(TO PRINT RECIPES - highlight all that is needed then right-click and hit 'print' and voila! Easy as pie! ;)

Wednesday, 21 February 2018


Is it me or have there been a lot of strawberries on sale lately? It's not even strawberry season yet - nowhere near it! As a matter of fact, it was pretty scarce here for awhile in stores then all of a sudden - bang! They're everywhere! And I just keep buying them up! Now I have all these strawberries piled up in containers in my fridge. What is one to do with them all? I can only eat so many and I already have frozen ones for smoothies. Oh, I know! I'll make some strawberry jam!

I've made homemade jam before, but only the freezer kind - and that was centuries ago.
I searched quickly online for a strawberry jam recipe and found this one by BBC Good Food.

The recipe had some good tips and it called for a bit of butter - something I've never heard of being used in jam before, so I decided to give it a try. The butter helps to get rid of any 'scum' left after the boiling and skimming process.


Strawberry Jam
(Original Recipe(s): Strawberry Jam)

  • 1 kg (2 lbs.) of hulled STRAWBERRIES
  • 750 g (3-1/2 cups) jam SUGAR*
  • Juice 1 LEMON (1/4 cup LEMON JUICE)
  • A knob (1 tsp.) of BUTTER (optional)

  1. Wipe the strawberries with a piece of damp kitchen paper towel - instead of washing them. We don't want the strawberries sucking up too much water because soggy strawberries mean the jam won’t set easily.
  2. Place strawberries in a bowl and gently roll them around in the sugar.

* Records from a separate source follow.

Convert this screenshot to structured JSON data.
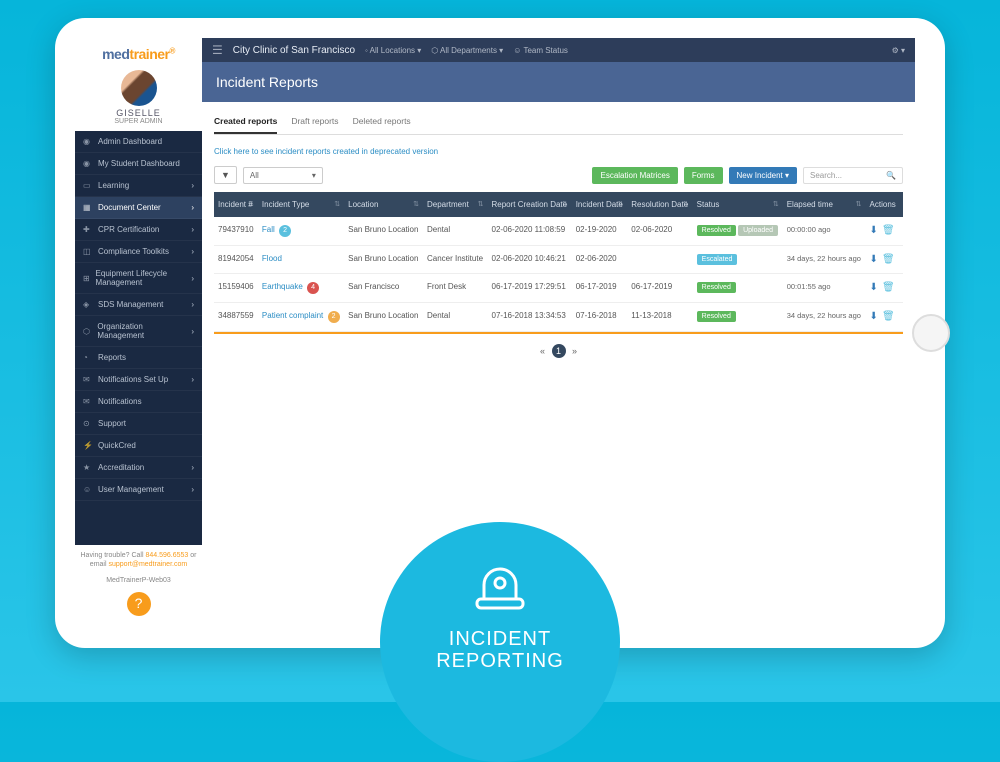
{
  "logo": {
    "part1": "med",
    "part2": "trainer"
  },
  "user": {
    "name": "GISELLE",
    "role": "SUPER ADMIN"
  },
  "sidebar": {
    "items": [
      {
        "label": "Admin Dashboard",
        "icon": "◉",
        "expand": false
      },
      {
        "label": "My Student Dashboard",
        "icon": "◉",
        "expand": false
      },
      {
        "label": "Learning",
        "icon": "▭",
        "expand": true
      },
      {
        "label": "Document Center",
        "icon": "▦",
        "expand": true,
        "active": true
      },
      {
        "label": "CPR Certification",
        "icon": "✚",
        "expand": true
      },
      {
        "label": "Compliance Toolkits",
        "icon": "◫",
        "expand": true
      },
      {
        "label": "Equipment Lifecycle Management",
        "icon": "⊞",
        "expand": true
      },
      {
        "label": "SDS Management",
        "icon": "◈",
        "expand": true
      },
      {
        "label": "Organization Management",
        "icon": "⬡",
        "expand": true
      },
      {
        "label": "Reports",
        "icon": "◔",
        "expand": false
      },
      {
        "label": "Notifications Set Up",
        "icon": "✉",
        "expand": true
      },
      {
        "label": "Notifications",
        "icon": "✉",
        "expand": false
      },
      {
        "label": "Support",
        "icon": "⊙",
        "expand": false
      },
      {
        "label": "QuickCred",
        "icon": "⚡",
        "expand": false
      },
      {
        "label": "Accreditation",
        "icon": "★",
        "expand": true
      },
      {
        "label": "User Management",
        "icon": "☺",
        "expand": true
      }
    ],
    "footer": {
      "trouble": "Having trouble? Call ",
      "phone": "844.596.6553",
      "or_email": " or email ",
      "email": "support@medtrainer.com",
      "server": "MedTrainerP-Web03"
    }
  },
  "topbar": {
    "clinic": "City Clinic of San Francisco",
    "filters": [
      "All Locations ▾",
      "All Departments ▾",
      "Team Status"
    ]
  },
  "page_title": "Incident Reports",
  "tabs": [
    {
      "label": "Created reports",
      "active": true
    },
    {
      "label": "Draft reports",
      "active": false
    },
    {
      "label": "Deleted reports",
      "active": false
    }
  ],
  "deprecated_link": "Click here to see incident reports created in deprecated version",
  "toolbar": {
    "filter_all": "All",
    "btn_escalation": "Escalation Matrices",
    "btn_forms": "Forms",
    "btn_new": "New Incident ▾",
    "search_placeholder": "Search..."
  },
  "table": {
    "headers": [
      "Incident #",
      "Incident Type",
      "Location",
      "Department",
      "Report Creation Date",
      "Incident Date",
      "Resolution Date",
      "Status",
      "Elapsed time",
      "Actions"
    ],
    "rows": [
      {
        "id": "79437910",
        "type": "Fall",
        "badge": "2",
        "badge_color": "blue",
        "location": "San Bruno Location",
        "dept": "Dental",
        "created": "02-06-2020 11:08:59",
        "incident": "02-19-2020",
        "resolution": "02-06-2020",
        "status": [
          "Resolved",
          "Uploaded"
        ],
        "elapsed": "00:00:00 ago"
      },
      {
        "id": "81942054",
        "type": "Flood",
        "badge": "",
        "badge_color": "",
        "location": "San Bruno Location",
        "dept": "Cancer Institute",
        "created": "02-06-2020 10:46:21",
        "incident": "02-06-2020",
        "resolution": "",
        "status": [
          "Escalated"
        ],
        "elapsed": "34 days, 22 hours ago"
      },
      {
        "id": "15159406",
        "type": "Earthquake",
        "badge": "4",
        "badge_color": "red",
        "location": "San Francisco",
        "dept": "Front Desk",
        "created": "06-17-2019 17:29:51",
        "incident": "06-17-2019",
        "resolution": "06-17-2019",
        "status": [
          "Resolved"
        ],
        "elapsed": "00:01:55 ago"
      },
      {
        "id": "34887559",
        "type": "Patient complaint",
        "badge": "2",
        "badge_color": "yellow",
        "location": "San Bruno Location",
        "dept": "Dental",
        "created": "07-16-2018 13:34:53",
        "incident": "07-16-2018",
        "resolution": "11-13-2018",
        "status": [
          "Resolved"
        ],
        "elapsed": "34 days, 22 hours ago"
      }
    ],
    "page": "1"
  },
  "promo": {
    "title_line1": "INCIDENT",
    "title_line2": "REPORTING"
  }
}
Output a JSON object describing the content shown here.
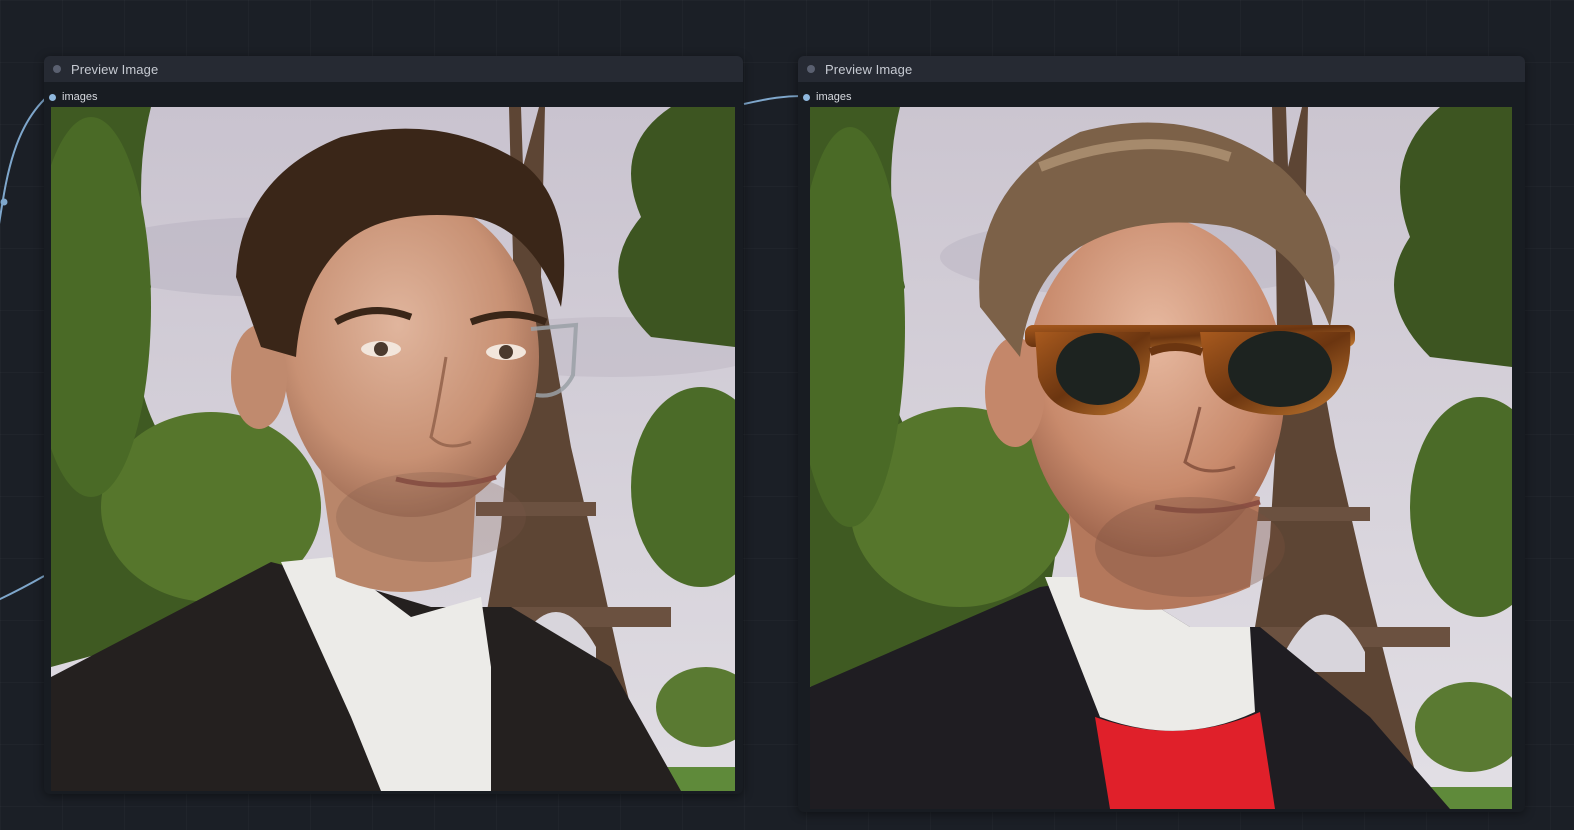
{
  "canvas": {
    "background": "#1b1f26",
    "wire_color": "#7fa7cc"
  },
  "nodes": [
    {
      "title": "Preview Image",
      "input_label": "images",
      "image": {
        "description": "portrait-eiffel-tower-clear-glasses",
        "eyewear": "clear-frame-glasses",
        "inner_layer": "white-shirt"
      }
    },
    {
      "title": "Preview Image",
      "input_label": "images",
      "image": {
        "description": "portrait-eiffel-tower-tortoiseshell-sunglasses",
        "eyewear": "tortoiseshell-sunglasses",
        "inner_layer": "red-sweater"
      }
    }
  ]
}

Leave uncovered at room temperature for 12 hrs or overnight. This process helps the sugar to dissolve, ensures the fruit doesn’t disintegrate too much and helps to keep its vibrant colour.
  3. Cook gently on low heat. If any sugar remains on the sides of the pan, dip a pastry brush in hot water and brush the sugar away.
  4. When you can no longer feel any grains of sugar remaining, turn up the heat to start bubbling the jam and bringing it to the boil. (The sugar must be completely dissolved before increasing the heat, otherwise it will be difficult for the jam to set, and it may contain crystallized lumps of sugar.)
  5. Boil hard for 5-10 mins until the jam has reached 220 degrees F (105 degrees C), then turn off the heat. If you don’t have a thermometer, test a bit of jam on a cold saucer that's been in the freezer for 10 mins. Leave for 30 secs, then push with your finger; if the jam wrinkles or doesn’t flood into the gap, it is ready. If not, turn the heat back on and boil for 2 mins more, then turn off the heat and do the test again. Repeat until ready.
  6. At the end only, use a spoon to skim any scum that has risen to the surface and discard this. Constantly skimming during the boiling stage, will increase wastage.
  7. Add a knob of butter, if you like, to the finished jam, and stir in to melt. This will help to dissolve any remaining scum that you haven’t managed to spoon off the top. Leave the jam to settle for 15 mins – this will ensure that the fruit stays suspended in the mixture and doesn’t all float to the top of the jam jar. Meanwhile, sterilize your jars.
  8. Ladle into the warm sterilized jars, filling to just below the rim and seal. (Some recipes call for turning the jam-filled jars upside down for 10 mins to seal properly.)
  9. Store jars away in a cool, dry and dark place.  Refrigerate after opening.
* I used regular sugar and four cups of it. Jam sugar is sugar with Pectin added to it. It has bigger crystals than granulated sugar.  This makes the jam clearer and reduces clouds.

  • You can reuse the foam! Pop foam into the microwave for 30-60 secs. You want it to boil up again - not boil over so keep an eye on it. Let it cool. It will look, act, and taste like regular jam. Keep separate in the fridge and use fresh!
  • Try not to use over-ripe berries. Use slightly under-ripe berries, as their pectin levels will be higher. (Pectin helps the jam to set.)
  • Don't double the recipe. I know this is very tempting to do, especially when you have tons of strawberries on hand. Instead of doubling or tripling the recipe to make one giant batch of jam, make two single batches side by side. Increasing the recipe portions will slow things down.
  • Don't reduce the amount of sugar. Sugar in jam isn't just for sweetening. The sugar binds to the water in the fruit, which would otherwise prevent the jam from thickening.

No comments:

Post a Comment